Dad has very good advice for Willow. He tells her, "Your big, strong voice got stuck way inside you, Willow. That happens sometimes. But one day your voice will wiggle its way out."
Thinking about Dad's words, gives Willlow an opportunity to devise a plan. The following morning, Willow gathers some materials together and designs her very own magic microphone. Initially, the microphone helps Willow to express herself but before long she must manage without it and does so very successfully.
Willow's Whispers is a charming story that will be enjoyed by boys and girls ages four and up. Note, although Willow's Whispers invites discussion of finding one's voice and having confidence when speaking, it does so very sensitively and without reference to "shyness."
Note: The publisher provided a review copy of Willow's Whispers

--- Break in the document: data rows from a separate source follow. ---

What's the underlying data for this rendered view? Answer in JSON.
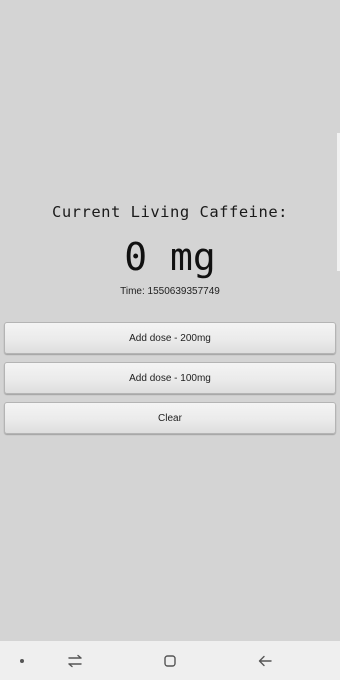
{
  "caffeine": {
    "heading": "Current Living Caffeine:",
    "amount": "0 mg",
    "time_label": "Time: ",
    "time_value": "1550639357749"
  },
  "buttons": {
    "add_200": "Add dose - 200mg",
    "add_100": "Add dose - 100mg",
    "clear": "Clear"
  },
  "navbar": {
    "icons": [
      "dot-icon",
      "recent-apps-icon",
      "home-icon",
      "back-icon"
    ]
  },
  "colors": {
    "background": "#d4d4d4",
    "button_face": "#ebebeb",
    "navbar": "#efefef"
  }
}
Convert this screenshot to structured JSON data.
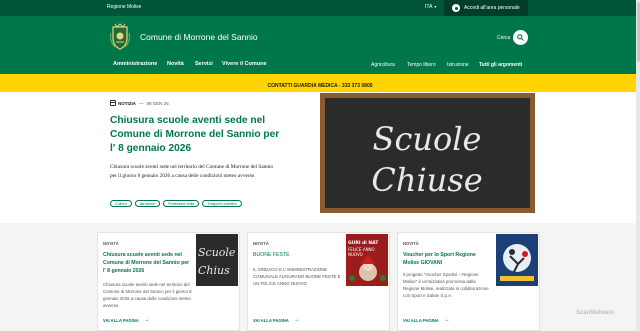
{
  "top_bar": {
    "region": "Regione Molise",
    "language": "ITA",
    "login": "Accedi all'area personale"
  },
  "header": {
    "title": "Comune di Morrone del Sannio",
    "search_label": "Cerca"
  },
  "nav": {
    "main": [
      "Amministrazione",
      "Novità",
      "Servizi",
      "Vivere il Comune"
    ],
    "secondary": [
      "Agricoltura",
      "Tempo libero",
      "Istruzione",
      "Tutti gli argomenti"
    ]
  },
  "alert": "CONTATTI GUARDIA MEDICA - 333 373 0805",
  "hero": {
    "type": "NOTIZIA",
    "date": "08 GEN 26",
    "title": "Chiusura scuole aventi sede nel Comune di Morrone del Sannio per l' 8 gennaio 2026",
    "lead": "Chiusura scuole aventi sede nel territorio del Comune di Morrone del Sannio per il giorno 8 gennaio 2026 a causa delle condizioni meteo avverse.",
    "tags": [
      "Cultura",
      "Istruzione",
      "Protezione civile",
      "Trasporto pubblico"
    ],
    "image_text": [
      "Scuole",
      "Chiuse"
    ]
  },
  "cards": [
    {
      "category": "NOVITÀ",
      "title": "Chiusura scuole aventi sede nel Comune di Morrone del Sannio per l' 8 gennaio 2026",
      "description": "Chiusura scuole aventi sede nel territorio del Comune di Morrone del Sannio per il giorno 8 gennaio 2026 a causa delle condizioni meteo avverse.",
      "link": "VAI ALLA PAGINA",
      "thumb_text": "Scuole Chius"
    },
    {
      "category": "NOVITÀ",
      "title": "BUONE FESTE",
      "description": "IL SINDACO E L'AMMINISTRAZIONE COMUNALE AUGURANO BUONE FESTE E UN FELICE ANNO NUOVO",
      "link": "VAI ALLA PAGINA",
      "thumb_text": "...GURI di NAT... FELICE ANNO NUOVO"
    },
    {
      "category": "NOVITÀ",
      "title": "Voucher per lo Sport Regione Molise GIOVANI",
      "description": "Il progetto \"Voucher Sportivi – Regione Molise\" è un'iniziativa promossa dalla Regione Molise, realizzata in collaborazione con Sport e Salute S.p.A.",
      "link": "VAI ALLA PAGINA"
    }
  ],
  "watermark": "ScanMalware",
  "colors": {
    "primary": "#00774a",
    "dark": "#00543a",
    "alert": "#ffd400"
  }
}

The story holds my daughters attention, and since she sees alot of herself in Willow, she wants to read it every night.
Most Helpful Customer Reviews on Amazon.com (beta)

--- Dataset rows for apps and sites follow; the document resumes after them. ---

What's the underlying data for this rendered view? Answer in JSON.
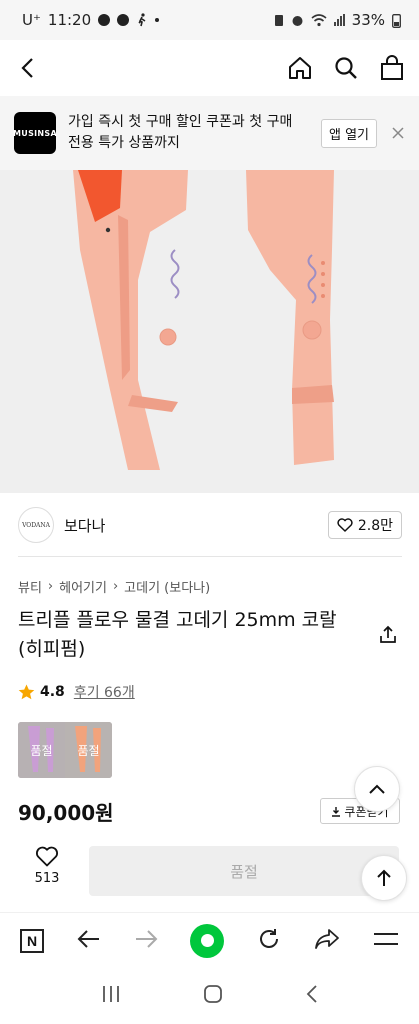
{
  "status_bar": {
    "carrier": "U⁺",
    "time": "11:20",
    "battery": "33%"
  },
  "top_nav": {
    "back_icon": "chevron-left-icon",
    "home_icon": "home-icon",
    "search_icon": "search-icon",
    "cart_icon": "shopping-bag-icon"
  },
  "banner": {
    "logo_text": "MUSINSA",
    "message_line1": "가입 즉시 첫 구매 할인 쿠폰과 첫 구매",
    "message_line2": "전용 특가 상품까지",
    "app_open_label": "앱 열기",
    "close_symbol": "×"
  },
  "brand": {
    "logo_text": "VODANA",
    "name": "보다나",
    "like_count": "2.8만"
  },
  "product": {
    "breadcrumb": [
      "뷰티",
      "헤어기기",
      "고데기 (보다나)"
    ],
    "breadcrumb_sep": "›",
    "title_line1": "트리플 플로우 물결 고데기 25mm 코랄",
    "title_line2": "(히피펌)",
    "rating": "4.8",
    "review_label": "후기 66개",
    "options": [
      {
        "label": "품절",
        "color": "#c99dd4"
      },
      {
        "label": "품절",
        "color": "#f2a37c"
      }
    ],
    "price": "90,000원",
    "coupon_label": "쿠폰받기",
    "accent_color": "#f4b19c"
  },
  "action_bar": {
    "like_count": "513",
    "buy_label": "품절"
  },
  "browser_bar": {
    "n_label": "N"
  }
}
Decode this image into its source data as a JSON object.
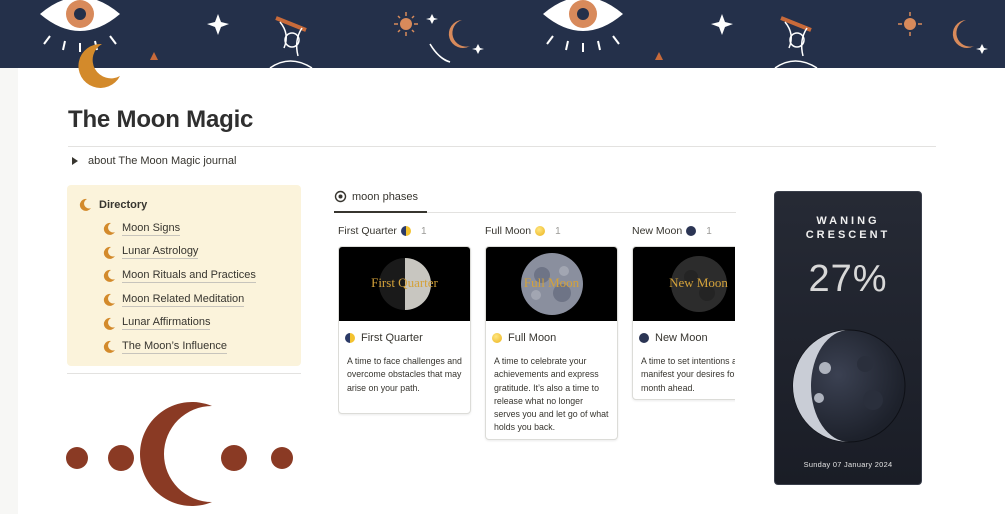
{
  "page": {
    "title": "The Moon Magic",
    "toggle_label": "about The Moon Magic journal"
  },
  "directory": {
    "heading": "Directory",
    "items": [
      {
        "label": "Moon Signs"
      },
      {
        "label": "Lunar Astrology"
      },
      {
        "label": "Moon Rituals and Practices"
      },
      {
        "label": "Moon Related Meditation"
      },
      {
        "label": "Lunar Affirmations"
      },
      {
        "label": "The Moon’s Influence"
      }
    ]
  },
  "board": {
    "tab_label": "moon phases",
    "columns": [
      {
        "name": "First Quarter",
        "count": "1",
        "card": {
          "cover_text": "First Quarter",
          "title": "First Quarter",
          "description": "A time to face challenges and overcome obstacles that may arise on your path."
        }
      },
      {
        "name": "Full Moon",
        "count": "1",
        "card": {
          "cover_text": "Full Moon",
          "title": "Full Moon",
          "description": "A time to celebrate your achievements and express gratitude. It’s also a time to release what no longer serves you and let go of what holds you back."
        }
      },
      {
        "name": "New Moon",
        "count": "1",
        "card": {
          "cover_text": "New Moon",
          "title": "New Moon",
          "description": "A time to set intentions and manifest your desires for the month ahead."
        }
      }
    ]
  },
  "widget": {
    "phase_line1": "WANING",
    "phase_line2": "CRESCENT",
    "illumination": "27%",
    "date": "Sunday 07 January 2024"
  },
  "colors": {
    "banner": "#24304a",
    "directory_bg": "#fbf3db",
    "moon_icon": "#d38a2b",
    "decoration": "#8a3a24"
  }
}
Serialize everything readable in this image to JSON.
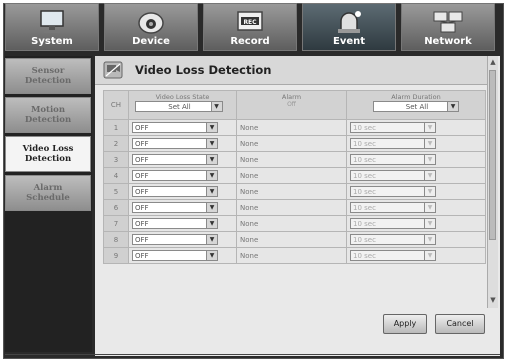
{
  "tabs": [
    {
      "label": "System",
      "icon": "monitor-icon",
      "active": false
    },
    {
      "label": "Device",
      "icon": "camera-icon",
      "active": false
    },
    {
      "label": "Record",
      "icon": "record-icon",
      "active": false
    },
    {
      "label": "Event",
      "icon": "alarm-icon",
      "active": true
    },
    {
      "label": "Network",
      "icon": "network-icon",
      "active": false
    }
  ],
  "sidebar": {
    "items": [
      {
        "label": "Sensor\nDetection",
        "active": false
      },
      {
        "label": "Motion\nDetection",
        "active": false
      },
      {
        "label": "Video Loss\nDetection",
        "active": true
      },
      {
        "label": "Alarm\nSchedule",
        "active": false
      }
    ]
  },
  "page": {
    "title": "Video Loss Detection",
    "icon": "video-loss-icon"
  },
  "table": {
    "headers": {
      "ch": "CH",
      "video_loss_state": "Video Loss State",
      "alarm": "Alarm",
      "alarm_sub": "Off",
      "alarm_duration": "Alarm Duration"
    },
    "header_selects": {
      "video_loss_state": "Set All",
      "alarm_duration": "Set All"
    },
    "rows": [
      {
        "ch": "1",
        "state": "OFF",
        "alarm": "None",
        "duration": "10 sec"
      },
      {
        "ch": "2",
        "state": "OFF",
        "alarm": "None",
        "duration": "10 sec"
      },
      {
        "ch": "3",
        "state": "OFF",
        "alarm": "None",
        "duration": "10 sec"
      },
      {
        "ch": "4",
        "state": "OFF",
        "alarm": "None",
        "duration": "10 sec"
      },
      {
        "ch": "5",
        "state": "OFF",
        "alarm": "None",
        "duration": "10 sec"
      },
      {
        "ch": "6",
        "state": "OFF",
        "alarm": "None",
        "duration": "10 sec"
      },
      {
        "ch": "7",
        "state": "OFF",
        "alarm": "None",
        "duration": "10 sec"
      },
      {
        "ch": "8",
        "state": "OFF",
        "alarm": "None",
        "duration": "10 sec"
      },
      {
        "ch": "9",
        "state": "OFF",
        "alarm": "None",
        "duration": "10 sec"
      }
    ]
  },
  "buttons": {
    "apply": "Apply",
    "cancel": "Cancel"
  }
}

This was a powerful read for the shy kids and even the ones who are not. First of all, the shy kids got to hear DIRECTLY from me in the most validating way through Willow's story. I introduced the words...fears, confidence, inner strength, brave.....oh the list goes on. Also, it's okay to be shy. But when can our shyness get in the way of our own happiness and become a problem? This is what happens to Willow....she is misheard, gets bullied, has trouble making friends, and misses out on classroom opportunities. We quickly figured out her shyness was getting in the way. Good Stuff! And a wonderful way to introduced strategies for kids to practice.
For those kids who are not shy it was a good lesson in sensitivity and to be supportive to those children who do feel shy at times. Reach out to them, have understanding, and try to help them feel comfortable. I cannot wait to read this one again next year. This is always a sign of how much I adore a new book. My recommendation list just got a lot stronger in the shy department.
Kiwi Magazine Review:
Everyone assumed that Willow agreed because she never complained and she never said a word. But, Willow wanted to be the line leader. She made a magic microphone out of a tp tube and magically finds her voice and speaks up for herself. When the magic microphone breaks, Willow realizes that she could speak up without any magic. The text is well-written and age-appropriate, and the illustrations are whimsical and appealing. Any child who has a little trouble speaking up for him or herself might just find their own voice with the help of this book.